If you're a hardcore horror fan in the vicinity of an AMC theater, be sure to get out there opening weekend and support their decision to release Hatchet II unrated. Not only will you walk out of the theater feeling like you've gotten a bloody good run for your money, but you'll also be sending the MPAA a clear message: keep your scissors to yourselves, and leave the decision of what audiences should see exactly where it belongs -- in the hands of paying moviegoers.

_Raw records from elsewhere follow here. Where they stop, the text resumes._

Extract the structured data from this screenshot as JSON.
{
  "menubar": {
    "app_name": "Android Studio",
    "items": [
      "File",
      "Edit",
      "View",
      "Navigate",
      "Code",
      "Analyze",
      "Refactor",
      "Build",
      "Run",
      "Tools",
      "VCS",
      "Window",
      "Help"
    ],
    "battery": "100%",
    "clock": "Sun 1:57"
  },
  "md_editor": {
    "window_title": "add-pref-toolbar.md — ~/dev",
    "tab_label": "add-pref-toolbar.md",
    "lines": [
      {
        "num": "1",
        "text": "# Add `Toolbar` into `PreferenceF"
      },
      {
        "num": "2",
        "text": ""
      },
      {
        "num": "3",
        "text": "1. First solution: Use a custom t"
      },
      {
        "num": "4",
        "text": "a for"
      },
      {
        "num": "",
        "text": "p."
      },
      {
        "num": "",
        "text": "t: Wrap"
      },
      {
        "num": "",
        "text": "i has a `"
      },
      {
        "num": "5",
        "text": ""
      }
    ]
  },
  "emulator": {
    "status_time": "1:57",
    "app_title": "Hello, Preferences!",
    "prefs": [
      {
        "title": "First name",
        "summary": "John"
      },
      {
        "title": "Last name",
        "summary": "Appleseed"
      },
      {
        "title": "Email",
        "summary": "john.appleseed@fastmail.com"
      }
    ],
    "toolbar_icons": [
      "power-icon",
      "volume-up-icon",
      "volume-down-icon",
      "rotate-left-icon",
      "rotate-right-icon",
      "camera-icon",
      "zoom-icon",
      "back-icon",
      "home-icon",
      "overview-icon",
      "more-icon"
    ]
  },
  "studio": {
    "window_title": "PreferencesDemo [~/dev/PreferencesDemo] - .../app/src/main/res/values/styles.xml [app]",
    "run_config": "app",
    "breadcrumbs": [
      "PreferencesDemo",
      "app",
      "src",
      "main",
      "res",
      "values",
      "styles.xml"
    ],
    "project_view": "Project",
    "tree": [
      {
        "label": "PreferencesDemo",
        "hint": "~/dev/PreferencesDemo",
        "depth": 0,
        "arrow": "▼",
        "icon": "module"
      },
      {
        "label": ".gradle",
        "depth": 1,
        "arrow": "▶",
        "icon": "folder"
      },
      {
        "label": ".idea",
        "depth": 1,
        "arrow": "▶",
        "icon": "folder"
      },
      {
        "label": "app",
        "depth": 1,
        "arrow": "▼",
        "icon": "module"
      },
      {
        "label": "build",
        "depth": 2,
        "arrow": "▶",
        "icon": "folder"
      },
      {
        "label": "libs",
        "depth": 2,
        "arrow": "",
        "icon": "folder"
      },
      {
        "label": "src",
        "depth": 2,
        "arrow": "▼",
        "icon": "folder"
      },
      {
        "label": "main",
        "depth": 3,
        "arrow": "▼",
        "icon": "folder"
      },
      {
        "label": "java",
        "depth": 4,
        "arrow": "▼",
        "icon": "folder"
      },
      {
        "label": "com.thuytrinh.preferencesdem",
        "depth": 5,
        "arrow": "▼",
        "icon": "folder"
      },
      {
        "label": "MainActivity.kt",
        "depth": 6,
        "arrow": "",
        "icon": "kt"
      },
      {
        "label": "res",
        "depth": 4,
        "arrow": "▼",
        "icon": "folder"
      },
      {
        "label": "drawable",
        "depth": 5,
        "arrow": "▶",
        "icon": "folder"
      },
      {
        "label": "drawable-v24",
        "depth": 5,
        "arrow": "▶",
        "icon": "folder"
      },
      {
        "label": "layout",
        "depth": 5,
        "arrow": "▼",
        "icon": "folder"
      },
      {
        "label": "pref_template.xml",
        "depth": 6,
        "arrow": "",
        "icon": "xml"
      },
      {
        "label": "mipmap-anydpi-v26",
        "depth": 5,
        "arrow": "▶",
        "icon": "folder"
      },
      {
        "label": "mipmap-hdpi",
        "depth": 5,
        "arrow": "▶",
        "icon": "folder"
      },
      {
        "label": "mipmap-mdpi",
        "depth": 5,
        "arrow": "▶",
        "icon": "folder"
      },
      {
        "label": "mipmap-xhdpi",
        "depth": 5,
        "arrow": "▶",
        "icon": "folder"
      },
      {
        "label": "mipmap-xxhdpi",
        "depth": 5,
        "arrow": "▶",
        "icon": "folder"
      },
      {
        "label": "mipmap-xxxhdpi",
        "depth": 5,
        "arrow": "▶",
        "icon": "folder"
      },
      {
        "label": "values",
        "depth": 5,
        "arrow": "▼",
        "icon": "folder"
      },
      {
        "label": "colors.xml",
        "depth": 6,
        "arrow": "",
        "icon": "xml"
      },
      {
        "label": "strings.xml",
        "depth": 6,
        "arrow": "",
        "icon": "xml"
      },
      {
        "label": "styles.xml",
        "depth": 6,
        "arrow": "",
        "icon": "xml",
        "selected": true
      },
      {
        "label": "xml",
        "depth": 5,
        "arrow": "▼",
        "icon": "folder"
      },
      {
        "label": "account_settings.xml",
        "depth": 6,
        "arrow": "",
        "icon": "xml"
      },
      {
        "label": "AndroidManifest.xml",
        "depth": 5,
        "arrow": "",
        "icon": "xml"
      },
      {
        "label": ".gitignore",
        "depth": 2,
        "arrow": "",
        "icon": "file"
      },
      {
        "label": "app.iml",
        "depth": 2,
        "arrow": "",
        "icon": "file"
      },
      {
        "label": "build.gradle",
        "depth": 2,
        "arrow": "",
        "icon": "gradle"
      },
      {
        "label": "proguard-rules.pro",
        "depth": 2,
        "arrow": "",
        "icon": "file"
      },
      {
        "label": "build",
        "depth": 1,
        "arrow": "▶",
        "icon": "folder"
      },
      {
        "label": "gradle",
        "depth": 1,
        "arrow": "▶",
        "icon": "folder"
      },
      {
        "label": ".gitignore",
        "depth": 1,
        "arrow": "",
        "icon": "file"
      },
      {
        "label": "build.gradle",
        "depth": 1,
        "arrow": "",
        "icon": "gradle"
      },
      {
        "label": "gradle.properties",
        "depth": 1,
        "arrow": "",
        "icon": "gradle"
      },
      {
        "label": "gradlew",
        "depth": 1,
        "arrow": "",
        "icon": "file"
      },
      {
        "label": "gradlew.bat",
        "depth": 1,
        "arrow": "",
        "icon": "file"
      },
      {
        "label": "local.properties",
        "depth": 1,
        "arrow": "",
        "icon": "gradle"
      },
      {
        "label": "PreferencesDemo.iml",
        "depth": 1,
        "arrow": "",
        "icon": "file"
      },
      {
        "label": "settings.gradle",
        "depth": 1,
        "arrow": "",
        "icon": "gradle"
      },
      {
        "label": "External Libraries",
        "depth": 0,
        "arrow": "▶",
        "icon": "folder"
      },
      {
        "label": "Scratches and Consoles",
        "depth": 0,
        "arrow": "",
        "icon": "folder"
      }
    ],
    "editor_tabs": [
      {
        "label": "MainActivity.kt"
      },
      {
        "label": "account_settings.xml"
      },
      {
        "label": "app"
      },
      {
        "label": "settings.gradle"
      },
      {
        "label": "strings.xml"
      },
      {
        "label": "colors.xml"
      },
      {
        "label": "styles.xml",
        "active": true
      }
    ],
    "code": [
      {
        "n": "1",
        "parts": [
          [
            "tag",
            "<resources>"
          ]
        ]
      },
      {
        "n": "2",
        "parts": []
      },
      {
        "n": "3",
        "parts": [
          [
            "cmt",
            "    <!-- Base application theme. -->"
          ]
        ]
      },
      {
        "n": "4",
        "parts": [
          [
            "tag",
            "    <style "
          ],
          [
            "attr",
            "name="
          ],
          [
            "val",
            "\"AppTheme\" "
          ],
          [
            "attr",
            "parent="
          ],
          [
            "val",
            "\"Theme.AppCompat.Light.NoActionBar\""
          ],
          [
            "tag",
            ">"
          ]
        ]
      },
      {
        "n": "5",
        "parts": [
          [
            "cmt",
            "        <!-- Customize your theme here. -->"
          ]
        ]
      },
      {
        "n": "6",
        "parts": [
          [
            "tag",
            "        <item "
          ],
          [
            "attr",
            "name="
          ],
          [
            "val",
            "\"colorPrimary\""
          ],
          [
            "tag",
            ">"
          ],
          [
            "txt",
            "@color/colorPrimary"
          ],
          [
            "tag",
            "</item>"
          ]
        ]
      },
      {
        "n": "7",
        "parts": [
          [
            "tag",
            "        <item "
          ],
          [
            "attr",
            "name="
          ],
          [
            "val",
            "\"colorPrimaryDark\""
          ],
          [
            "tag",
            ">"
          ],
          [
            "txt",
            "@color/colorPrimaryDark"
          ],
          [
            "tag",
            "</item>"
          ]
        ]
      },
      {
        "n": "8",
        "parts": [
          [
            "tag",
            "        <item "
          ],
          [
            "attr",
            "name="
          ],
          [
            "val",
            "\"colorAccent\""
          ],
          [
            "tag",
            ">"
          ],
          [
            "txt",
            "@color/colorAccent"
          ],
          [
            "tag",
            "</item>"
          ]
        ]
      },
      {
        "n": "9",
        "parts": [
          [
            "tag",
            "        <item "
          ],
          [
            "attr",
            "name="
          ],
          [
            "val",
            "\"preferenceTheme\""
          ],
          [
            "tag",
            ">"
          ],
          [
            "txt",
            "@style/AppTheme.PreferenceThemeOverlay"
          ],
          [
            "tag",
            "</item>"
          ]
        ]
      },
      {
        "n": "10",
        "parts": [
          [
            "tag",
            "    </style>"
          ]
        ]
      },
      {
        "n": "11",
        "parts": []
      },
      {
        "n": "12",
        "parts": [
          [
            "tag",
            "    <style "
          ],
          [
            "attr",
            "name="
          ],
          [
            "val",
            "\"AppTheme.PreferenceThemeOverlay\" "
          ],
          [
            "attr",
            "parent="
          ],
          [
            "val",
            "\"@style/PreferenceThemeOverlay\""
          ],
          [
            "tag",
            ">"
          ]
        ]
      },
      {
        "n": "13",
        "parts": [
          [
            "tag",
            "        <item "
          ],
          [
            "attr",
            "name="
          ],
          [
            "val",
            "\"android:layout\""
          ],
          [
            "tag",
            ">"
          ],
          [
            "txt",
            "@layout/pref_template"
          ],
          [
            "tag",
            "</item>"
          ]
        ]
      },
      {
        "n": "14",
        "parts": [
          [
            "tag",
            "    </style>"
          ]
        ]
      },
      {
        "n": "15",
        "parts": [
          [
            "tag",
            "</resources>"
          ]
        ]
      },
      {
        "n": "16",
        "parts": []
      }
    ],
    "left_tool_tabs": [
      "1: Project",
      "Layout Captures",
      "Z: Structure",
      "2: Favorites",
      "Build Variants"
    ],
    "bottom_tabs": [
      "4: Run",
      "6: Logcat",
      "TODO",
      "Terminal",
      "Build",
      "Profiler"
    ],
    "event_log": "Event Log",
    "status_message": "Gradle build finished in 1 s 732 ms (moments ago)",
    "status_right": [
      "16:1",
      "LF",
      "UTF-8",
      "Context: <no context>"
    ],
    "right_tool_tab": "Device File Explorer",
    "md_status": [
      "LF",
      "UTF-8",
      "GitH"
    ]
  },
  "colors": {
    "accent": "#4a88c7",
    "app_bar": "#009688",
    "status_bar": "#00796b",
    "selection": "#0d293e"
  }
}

Scream queen Danielle Harris takes over the role originated by Tamara Feldman in writer/director Adam Green's eagerly anticipated sequel to the retro horror hit that introduced audiences to Victor Crowley (Kane Hodder), a psychotic, hideously deformed swamp-dweller who doesn't take kindly to uninvited guests. Picking up precisely where its bloody precursor left off, Hatchet II finds Marybeth (Harris) in a boat, struggling to escape from Crowley's crushing grip after seeing all of her friends get brutally slaughtered in a Louisiana swamp. Miraculously, she manages to fight her way free and find her way back to New Orleans, where she seeks out the ominous Reverend Zombie (Tony Todd), the voodoo-shop proprietor who organized her doomed tour of the marshland. Later, after assembling a small squad of rugged hunters, Reverend Zombie accompanies Marybeth back into the bog on a mission to track down Crowley, and finally close the book on his brutal legend. But the further the group ventures into the slough, the more apparent it becomes that Reverend Zombie may have a hidden agenda.